- Westermann, Dale T., Terán, Henry, Muñoz-Perea, Carlos G., Singh, Shree P.
- Canadian journal of plant science 2011 v.91 no.6 pp. 1089-1099
- beans, biomass, breeding, copper, cultivars, genotype, irrigation, manganese, nitrogen, nutrient uptake, nutrients, phosphorus, potassium, production technology, seed yield, water stress, zinc
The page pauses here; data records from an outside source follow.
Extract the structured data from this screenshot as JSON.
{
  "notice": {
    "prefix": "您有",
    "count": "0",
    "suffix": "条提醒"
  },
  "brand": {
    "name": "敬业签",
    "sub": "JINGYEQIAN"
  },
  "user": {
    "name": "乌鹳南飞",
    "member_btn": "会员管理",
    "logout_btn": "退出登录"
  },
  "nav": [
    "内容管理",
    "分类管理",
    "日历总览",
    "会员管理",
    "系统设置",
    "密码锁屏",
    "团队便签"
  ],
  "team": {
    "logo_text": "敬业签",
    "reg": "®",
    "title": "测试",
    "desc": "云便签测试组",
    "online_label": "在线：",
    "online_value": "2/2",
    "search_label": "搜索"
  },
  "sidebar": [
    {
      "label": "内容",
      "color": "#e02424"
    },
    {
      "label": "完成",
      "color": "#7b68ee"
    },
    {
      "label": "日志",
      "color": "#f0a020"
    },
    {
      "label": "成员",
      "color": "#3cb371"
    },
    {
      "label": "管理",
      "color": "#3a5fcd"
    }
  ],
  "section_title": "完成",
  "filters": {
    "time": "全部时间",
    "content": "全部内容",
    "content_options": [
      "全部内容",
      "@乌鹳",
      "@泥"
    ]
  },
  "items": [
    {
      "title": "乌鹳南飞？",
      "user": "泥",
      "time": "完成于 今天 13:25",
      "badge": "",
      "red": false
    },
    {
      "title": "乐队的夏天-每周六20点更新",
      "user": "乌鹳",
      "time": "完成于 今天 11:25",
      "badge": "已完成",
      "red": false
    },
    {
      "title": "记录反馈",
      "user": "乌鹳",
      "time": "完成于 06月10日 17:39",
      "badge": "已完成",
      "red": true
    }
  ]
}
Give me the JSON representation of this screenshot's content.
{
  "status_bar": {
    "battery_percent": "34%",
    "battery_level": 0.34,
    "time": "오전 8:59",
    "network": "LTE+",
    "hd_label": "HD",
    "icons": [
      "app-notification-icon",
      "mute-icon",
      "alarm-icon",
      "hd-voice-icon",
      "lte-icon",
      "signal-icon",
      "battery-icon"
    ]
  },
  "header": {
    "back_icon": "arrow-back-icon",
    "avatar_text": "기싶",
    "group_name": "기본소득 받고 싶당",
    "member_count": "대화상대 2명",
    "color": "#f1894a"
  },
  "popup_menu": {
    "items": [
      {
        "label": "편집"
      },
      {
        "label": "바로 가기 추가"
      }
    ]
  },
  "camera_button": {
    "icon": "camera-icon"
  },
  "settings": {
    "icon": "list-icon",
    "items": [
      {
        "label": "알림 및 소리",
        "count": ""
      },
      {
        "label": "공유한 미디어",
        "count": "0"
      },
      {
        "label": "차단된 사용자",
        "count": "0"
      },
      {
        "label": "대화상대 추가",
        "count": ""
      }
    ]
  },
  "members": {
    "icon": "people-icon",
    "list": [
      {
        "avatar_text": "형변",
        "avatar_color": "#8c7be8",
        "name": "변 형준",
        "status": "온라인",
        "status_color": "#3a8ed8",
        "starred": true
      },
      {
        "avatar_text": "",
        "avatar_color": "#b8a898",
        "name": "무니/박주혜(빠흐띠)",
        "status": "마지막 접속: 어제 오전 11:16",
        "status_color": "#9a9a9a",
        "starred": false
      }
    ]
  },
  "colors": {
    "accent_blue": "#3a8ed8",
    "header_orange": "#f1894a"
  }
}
- Knowledge of plant and seed nutrient uptake by crop cultivars in organic and conventional production systems (PS) is essential for breeding the most appropriate genotypes for each PS. The objective was to determine the plant and seed uptake of nitrogen (N), phosphorus (P), potassium (K), copper (Cu), manganese (Mn), and zinc (Zn) by 16 common bean genotypes. We also identified genotypes efficient in plant and seed nutrient uptake across seven organic and conventional PS. A randomized complete block design with four replicates (one plot per replicate) was used for evaluation in each of seven organic and conventional PS in 2003 and 2004. The effects of plant and seed uptake of nutrients, genotypes, PS, and the genotype × PS interaction were significant (P≤0.05). Plant and seed uptake of nutrients decreased in on-station continual dry bean and drought-stressed and on-farm organic low-input compared with on-station conventional irrigated and on-farm organic high-input PS. Common bean genotypes with higher biomass yield, in general, also had higher nutrient uptake, regardless of PS. In general, N and P uptakes were high and that for Mn was markedly low among common bean genotypes. Pinto CO46348, Bill Z, and Othello and Mexican red NW-63 and UI 239 were high-yielding and used nutrients more efficiently across seven organic and conventional PS and years. Other cultivars either had low biomass and seed yield (e.g., Common Pinto, Topaz, Common Red Mexican, UI 59) or were more efficient at whole-plant uptake or seed uptake of nutrients, but not both (e.g., Matterhorn, UI 465). Use of the above five genotypes should be maximized for production in both organic and conventional PS, and for breeding high-yielding broadly adapted cultivars efficient in plant and seed nutrient uptake in organic and conventional PS.